> **ACTIVITY**: Below are records; state how many of their lines hold the word "size", and give only the figure.

[[ SOURCE MATERIAL, beginning ]]

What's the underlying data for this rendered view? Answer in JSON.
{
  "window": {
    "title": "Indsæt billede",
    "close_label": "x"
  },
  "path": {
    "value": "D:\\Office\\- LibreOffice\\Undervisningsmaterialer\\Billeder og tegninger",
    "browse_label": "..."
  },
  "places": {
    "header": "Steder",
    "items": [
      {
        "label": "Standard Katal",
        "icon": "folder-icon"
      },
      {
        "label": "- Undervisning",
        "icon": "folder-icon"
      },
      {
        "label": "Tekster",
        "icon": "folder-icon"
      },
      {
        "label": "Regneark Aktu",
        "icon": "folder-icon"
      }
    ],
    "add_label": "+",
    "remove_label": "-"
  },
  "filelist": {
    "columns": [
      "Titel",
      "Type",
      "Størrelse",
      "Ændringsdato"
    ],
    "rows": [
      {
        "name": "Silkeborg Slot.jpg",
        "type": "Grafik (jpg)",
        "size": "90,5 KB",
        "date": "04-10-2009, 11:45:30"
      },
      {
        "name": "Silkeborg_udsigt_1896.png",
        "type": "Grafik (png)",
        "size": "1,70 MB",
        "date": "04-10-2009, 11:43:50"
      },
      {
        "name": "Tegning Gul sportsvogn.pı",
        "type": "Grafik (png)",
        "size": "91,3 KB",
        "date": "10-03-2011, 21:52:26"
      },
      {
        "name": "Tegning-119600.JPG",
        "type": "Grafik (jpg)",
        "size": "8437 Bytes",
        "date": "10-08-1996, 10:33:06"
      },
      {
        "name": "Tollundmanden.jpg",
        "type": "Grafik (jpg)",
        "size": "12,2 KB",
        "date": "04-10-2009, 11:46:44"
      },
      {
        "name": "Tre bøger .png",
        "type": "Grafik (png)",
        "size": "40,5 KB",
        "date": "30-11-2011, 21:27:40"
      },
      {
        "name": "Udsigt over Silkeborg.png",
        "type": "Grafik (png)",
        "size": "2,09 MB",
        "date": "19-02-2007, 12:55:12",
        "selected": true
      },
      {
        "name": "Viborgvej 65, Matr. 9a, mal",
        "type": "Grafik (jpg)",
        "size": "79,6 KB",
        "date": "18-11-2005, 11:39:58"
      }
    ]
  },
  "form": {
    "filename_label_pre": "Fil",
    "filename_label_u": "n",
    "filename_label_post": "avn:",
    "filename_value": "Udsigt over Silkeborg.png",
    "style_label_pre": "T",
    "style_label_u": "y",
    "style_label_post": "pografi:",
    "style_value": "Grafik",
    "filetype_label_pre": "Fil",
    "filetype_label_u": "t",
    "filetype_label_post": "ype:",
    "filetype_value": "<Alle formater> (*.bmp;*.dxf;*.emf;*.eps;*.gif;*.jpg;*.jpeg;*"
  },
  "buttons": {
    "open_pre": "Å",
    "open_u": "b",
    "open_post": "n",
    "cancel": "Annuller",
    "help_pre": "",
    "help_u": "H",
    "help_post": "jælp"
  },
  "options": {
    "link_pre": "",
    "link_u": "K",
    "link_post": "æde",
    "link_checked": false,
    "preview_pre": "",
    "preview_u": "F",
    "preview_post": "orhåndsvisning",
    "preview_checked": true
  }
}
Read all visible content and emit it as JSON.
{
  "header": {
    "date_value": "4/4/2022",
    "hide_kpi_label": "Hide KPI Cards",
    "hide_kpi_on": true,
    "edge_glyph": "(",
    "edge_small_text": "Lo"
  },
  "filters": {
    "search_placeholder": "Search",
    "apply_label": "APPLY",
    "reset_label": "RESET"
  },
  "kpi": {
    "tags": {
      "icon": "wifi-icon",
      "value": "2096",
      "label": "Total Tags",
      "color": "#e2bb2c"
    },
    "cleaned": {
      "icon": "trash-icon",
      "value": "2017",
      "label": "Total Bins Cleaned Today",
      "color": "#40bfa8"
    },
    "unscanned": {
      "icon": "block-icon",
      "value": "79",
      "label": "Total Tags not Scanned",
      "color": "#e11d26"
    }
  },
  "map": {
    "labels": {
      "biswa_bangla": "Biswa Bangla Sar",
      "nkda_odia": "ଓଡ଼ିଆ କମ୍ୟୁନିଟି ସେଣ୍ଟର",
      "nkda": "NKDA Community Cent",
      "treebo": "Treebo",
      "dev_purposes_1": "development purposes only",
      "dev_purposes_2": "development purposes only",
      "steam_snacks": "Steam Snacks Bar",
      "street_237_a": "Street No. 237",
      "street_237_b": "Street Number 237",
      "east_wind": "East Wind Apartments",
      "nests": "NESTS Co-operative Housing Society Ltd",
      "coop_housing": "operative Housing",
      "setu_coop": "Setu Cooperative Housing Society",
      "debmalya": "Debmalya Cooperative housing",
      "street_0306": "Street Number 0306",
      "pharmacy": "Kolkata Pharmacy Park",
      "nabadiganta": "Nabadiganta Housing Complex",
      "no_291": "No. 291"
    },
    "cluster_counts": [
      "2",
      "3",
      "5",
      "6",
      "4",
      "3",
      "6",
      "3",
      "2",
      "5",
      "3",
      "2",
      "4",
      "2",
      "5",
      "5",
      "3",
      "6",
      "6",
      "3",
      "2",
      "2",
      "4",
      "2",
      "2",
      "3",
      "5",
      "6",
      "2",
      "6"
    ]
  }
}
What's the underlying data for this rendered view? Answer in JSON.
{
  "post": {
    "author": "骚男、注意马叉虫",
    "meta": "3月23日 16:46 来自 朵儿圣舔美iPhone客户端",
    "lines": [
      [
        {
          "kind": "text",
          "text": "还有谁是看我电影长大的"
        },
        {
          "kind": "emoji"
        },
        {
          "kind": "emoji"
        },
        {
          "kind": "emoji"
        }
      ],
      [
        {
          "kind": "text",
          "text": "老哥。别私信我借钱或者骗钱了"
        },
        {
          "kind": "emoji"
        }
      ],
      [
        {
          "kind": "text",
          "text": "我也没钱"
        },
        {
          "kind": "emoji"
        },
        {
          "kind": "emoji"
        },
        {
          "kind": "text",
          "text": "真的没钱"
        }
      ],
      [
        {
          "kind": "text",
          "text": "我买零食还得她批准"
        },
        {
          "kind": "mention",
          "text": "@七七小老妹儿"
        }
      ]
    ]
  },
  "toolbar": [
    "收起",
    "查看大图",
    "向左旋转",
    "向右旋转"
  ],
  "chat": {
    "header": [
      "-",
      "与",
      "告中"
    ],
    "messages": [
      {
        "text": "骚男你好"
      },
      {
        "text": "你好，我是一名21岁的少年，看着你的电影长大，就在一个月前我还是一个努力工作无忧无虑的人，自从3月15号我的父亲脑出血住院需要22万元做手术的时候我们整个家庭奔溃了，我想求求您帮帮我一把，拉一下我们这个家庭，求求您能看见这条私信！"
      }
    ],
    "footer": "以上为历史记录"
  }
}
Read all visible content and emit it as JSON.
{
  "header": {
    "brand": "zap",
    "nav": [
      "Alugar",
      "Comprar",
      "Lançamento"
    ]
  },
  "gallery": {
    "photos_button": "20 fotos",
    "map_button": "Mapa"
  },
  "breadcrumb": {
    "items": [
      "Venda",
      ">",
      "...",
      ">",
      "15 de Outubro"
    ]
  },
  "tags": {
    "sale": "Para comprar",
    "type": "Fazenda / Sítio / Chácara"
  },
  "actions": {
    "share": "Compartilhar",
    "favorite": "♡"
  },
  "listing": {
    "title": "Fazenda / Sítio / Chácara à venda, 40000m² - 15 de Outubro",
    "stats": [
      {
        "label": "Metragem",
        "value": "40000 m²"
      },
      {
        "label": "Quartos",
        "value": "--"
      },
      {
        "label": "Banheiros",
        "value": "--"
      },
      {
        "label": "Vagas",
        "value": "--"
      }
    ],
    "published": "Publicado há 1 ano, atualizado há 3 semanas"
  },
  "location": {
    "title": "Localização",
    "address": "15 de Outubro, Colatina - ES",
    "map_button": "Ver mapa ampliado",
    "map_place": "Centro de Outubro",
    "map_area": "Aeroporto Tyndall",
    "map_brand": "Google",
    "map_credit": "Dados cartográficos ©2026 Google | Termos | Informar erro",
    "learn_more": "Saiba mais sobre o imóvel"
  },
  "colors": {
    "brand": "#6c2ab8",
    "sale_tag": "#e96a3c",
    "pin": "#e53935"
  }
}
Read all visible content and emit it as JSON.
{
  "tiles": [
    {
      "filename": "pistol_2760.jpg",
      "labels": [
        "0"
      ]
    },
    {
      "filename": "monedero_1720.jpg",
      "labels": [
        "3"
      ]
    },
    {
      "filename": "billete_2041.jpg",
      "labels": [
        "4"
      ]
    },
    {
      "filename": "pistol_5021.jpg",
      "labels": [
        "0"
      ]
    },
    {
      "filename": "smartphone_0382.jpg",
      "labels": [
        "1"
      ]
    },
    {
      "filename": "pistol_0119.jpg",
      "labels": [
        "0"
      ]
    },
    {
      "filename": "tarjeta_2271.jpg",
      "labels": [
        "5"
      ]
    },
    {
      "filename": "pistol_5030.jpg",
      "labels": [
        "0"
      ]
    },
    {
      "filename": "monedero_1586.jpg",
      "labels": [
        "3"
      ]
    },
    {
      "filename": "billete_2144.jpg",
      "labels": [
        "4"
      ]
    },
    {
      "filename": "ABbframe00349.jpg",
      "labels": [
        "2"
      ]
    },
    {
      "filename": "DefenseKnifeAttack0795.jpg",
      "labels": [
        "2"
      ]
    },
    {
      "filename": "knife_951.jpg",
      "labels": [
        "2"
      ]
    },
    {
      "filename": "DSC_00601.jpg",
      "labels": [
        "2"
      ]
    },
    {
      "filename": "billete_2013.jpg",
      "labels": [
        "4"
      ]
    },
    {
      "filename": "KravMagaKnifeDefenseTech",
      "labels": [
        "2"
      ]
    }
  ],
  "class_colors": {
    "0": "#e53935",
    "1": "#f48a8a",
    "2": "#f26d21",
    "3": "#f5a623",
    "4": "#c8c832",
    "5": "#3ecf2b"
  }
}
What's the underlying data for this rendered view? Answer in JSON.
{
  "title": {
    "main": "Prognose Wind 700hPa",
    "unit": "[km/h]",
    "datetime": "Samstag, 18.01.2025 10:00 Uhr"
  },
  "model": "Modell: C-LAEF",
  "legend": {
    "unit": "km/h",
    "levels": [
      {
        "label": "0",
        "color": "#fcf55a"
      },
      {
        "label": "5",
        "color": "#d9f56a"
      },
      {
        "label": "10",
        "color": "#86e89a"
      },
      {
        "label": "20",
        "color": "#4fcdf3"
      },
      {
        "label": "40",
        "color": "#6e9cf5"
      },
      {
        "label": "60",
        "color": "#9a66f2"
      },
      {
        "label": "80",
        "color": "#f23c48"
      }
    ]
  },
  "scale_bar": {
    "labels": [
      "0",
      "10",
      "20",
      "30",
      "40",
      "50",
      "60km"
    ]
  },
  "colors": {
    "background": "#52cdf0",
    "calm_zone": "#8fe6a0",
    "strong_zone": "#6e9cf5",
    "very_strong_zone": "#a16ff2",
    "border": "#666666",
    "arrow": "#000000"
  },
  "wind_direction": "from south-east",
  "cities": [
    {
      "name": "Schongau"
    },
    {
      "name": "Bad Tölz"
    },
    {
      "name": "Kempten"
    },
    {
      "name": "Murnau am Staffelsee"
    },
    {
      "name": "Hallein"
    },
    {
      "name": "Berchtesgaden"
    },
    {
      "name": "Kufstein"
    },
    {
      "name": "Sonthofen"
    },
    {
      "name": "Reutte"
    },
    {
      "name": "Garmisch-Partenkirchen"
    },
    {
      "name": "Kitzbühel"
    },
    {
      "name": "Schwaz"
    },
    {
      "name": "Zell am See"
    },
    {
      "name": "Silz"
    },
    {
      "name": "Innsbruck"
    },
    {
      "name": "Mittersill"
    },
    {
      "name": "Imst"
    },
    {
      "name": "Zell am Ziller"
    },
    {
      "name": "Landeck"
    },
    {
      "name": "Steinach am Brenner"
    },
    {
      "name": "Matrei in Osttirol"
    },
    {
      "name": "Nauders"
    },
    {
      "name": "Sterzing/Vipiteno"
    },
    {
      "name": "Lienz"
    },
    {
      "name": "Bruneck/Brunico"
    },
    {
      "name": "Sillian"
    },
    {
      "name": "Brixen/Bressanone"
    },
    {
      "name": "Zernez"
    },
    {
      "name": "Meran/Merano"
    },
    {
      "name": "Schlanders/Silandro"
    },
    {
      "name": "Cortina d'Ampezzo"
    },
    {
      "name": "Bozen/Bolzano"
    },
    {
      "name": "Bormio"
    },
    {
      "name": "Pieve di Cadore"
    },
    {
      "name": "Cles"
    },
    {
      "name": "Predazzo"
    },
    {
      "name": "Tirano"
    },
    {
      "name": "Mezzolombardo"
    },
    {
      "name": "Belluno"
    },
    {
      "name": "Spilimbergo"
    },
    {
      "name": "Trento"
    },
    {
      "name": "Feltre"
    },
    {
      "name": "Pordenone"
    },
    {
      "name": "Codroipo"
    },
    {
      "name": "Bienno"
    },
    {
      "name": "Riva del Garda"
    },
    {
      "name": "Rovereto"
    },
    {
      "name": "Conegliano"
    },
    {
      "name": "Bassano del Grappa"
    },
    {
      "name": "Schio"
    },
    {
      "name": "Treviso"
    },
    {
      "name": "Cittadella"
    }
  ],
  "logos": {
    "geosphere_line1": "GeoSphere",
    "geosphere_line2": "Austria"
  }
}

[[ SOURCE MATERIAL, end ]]

> **SOLUTION TO THIS TASK**: 8